Citing PatentFiling datePublication dateApplicantTitle
US3987474 *Jan 23, 1975Oct 19, 1976Massachusetts Institute Of TechnologyNon-volatile charge storage elements and an information storage apparatus employing such elements
US4005436 *Jul 10, 1975Jan 25, 1977Rca CorporationApparatus for making a recording of an electrostatic charge pattern
US4017888 *Dec 31, 1975Apr 12, 1977International Business Machines CorporationNon-volatile metal nitride oxide semiconductor device
US4056807 *Aug 16, 1976Nov 1, 1977Bell Telephone Laboratories, IncorporatedElectronically alterable diode logic circuit
US4241424 *Sep 27, 1978Dec 23, 1980Plessey Handel Und Investments AgSemiconductor devices
US4308596 *Oct 4, 1979Dec 29, 1981Hitachi, Ltd.Memory driving method
US4384349 *Jun 2, 1980May 17, 1983Texas Instruments IncorporatedHigh density electrically erasable floating gate dual-injection programmable memory device
US4503524 *Apr 13, 1982Mar 5, 1985Texas Instruments IncorporatedElectrically erasable dual-injector floating gate programmable memory device

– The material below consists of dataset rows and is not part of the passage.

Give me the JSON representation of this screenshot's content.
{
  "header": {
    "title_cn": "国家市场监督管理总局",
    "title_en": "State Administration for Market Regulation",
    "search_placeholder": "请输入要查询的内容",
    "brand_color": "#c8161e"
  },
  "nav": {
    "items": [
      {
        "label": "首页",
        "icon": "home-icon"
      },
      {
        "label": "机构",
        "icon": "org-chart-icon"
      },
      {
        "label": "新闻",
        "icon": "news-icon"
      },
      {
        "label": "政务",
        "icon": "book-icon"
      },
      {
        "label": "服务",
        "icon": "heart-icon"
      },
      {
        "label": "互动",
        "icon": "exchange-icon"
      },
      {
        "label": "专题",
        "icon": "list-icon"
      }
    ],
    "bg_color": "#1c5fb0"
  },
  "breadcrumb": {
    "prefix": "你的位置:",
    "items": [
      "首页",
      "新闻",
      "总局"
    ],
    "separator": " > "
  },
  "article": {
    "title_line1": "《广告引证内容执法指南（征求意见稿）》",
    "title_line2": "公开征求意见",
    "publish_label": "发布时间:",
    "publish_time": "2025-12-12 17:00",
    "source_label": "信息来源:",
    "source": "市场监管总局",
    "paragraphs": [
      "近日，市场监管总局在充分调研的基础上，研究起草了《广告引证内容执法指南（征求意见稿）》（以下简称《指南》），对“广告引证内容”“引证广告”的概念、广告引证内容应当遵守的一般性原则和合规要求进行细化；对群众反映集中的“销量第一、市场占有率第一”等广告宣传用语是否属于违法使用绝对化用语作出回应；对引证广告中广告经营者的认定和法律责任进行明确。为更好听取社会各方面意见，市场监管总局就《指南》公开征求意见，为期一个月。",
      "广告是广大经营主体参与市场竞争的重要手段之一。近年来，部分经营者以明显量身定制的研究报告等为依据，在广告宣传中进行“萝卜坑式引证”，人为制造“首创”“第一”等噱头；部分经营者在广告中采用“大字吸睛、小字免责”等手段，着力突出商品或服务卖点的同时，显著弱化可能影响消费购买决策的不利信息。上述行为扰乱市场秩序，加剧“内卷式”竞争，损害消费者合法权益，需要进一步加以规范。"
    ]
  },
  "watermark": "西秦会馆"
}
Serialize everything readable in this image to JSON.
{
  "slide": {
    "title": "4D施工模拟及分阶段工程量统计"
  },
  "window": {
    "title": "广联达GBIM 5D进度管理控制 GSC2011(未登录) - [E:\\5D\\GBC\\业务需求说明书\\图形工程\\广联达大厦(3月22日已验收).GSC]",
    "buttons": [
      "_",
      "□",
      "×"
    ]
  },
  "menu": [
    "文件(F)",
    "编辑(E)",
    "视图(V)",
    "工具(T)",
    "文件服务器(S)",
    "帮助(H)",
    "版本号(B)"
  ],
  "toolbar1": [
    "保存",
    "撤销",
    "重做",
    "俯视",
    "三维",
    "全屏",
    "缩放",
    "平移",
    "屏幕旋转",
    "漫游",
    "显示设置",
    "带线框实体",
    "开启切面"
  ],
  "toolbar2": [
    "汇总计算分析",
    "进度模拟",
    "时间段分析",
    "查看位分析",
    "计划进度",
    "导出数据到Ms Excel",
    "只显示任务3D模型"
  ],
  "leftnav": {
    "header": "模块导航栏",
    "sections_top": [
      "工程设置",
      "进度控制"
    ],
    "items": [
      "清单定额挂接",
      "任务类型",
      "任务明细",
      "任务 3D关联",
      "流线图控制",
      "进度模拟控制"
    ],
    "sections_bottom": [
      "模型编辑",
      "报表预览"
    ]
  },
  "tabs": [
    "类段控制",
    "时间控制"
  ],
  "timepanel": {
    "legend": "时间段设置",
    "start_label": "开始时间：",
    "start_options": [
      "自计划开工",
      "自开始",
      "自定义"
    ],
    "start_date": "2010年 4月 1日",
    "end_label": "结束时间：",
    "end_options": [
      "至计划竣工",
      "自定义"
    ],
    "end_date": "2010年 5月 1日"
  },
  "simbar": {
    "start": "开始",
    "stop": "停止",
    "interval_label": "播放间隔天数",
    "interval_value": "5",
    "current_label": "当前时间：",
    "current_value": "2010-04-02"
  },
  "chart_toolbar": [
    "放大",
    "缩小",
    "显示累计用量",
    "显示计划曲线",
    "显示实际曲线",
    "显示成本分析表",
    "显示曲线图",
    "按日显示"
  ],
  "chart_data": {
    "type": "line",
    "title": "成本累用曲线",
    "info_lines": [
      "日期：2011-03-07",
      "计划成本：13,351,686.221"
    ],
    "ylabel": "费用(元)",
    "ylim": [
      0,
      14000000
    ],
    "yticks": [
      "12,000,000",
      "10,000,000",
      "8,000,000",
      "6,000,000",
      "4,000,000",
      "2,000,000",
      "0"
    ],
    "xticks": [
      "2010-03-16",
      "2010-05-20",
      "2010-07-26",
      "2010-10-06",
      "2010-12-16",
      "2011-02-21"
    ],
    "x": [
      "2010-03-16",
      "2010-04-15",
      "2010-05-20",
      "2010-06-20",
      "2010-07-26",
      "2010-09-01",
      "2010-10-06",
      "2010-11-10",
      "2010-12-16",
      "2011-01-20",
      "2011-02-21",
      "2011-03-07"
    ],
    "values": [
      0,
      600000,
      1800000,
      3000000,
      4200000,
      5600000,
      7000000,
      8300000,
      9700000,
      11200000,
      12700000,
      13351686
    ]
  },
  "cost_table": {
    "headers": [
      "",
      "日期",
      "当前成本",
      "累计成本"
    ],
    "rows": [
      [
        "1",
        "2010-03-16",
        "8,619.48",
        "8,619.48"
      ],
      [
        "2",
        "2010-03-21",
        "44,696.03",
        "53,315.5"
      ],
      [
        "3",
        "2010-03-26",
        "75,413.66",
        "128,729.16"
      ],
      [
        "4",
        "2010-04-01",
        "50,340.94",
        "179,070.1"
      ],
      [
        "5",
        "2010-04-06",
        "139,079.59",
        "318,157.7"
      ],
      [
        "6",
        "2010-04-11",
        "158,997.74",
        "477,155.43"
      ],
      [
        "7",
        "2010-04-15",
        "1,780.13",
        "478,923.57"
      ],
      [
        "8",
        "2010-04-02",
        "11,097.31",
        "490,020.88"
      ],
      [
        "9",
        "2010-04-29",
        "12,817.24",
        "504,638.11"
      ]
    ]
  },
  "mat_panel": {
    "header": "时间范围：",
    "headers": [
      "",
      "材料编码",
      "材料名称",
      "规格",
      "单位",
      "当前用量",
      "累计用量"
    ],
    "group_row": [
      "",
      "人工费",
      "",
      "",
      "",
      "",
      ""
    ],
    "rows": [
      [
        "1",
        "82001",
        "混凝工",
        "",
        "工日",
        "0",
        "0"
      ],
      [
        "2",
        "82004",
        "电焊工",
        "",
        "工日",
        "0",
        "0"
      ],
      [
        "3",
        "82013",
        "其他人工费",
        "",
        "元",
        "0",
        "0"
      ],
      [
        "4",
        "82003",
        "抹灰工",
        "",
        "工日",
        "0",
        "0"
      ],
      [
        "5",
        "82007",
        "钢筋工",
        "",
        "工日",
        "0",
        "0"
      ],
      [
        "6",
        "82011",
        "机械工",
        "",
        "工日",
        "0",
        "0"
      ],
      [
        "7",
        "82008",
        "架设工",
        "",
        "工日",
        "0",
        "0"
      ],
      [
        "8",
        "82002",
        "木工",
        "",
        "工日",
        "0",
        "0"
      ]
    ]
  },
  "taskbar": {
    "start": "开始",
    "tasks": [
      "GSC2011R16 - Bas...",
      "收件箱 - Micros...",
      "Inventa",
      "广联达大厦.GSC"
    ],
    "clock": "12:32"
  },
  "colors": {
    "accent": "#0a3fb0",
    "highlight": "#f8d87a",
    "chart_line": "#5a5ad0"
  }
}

US6013950 *May 19, 1994Jan 11, 2000Sandia CorporationSemiconductor diode with external field modulation
Classifications
U.S. Classification365/184, 257/406, 365/233.17, 365/230.1, 365/218, 257/410, 327/581, 257/324
International ClassificationG11C16/04
Cooperative ClassificationG11C16/0466
European ClassificationG11C16/04M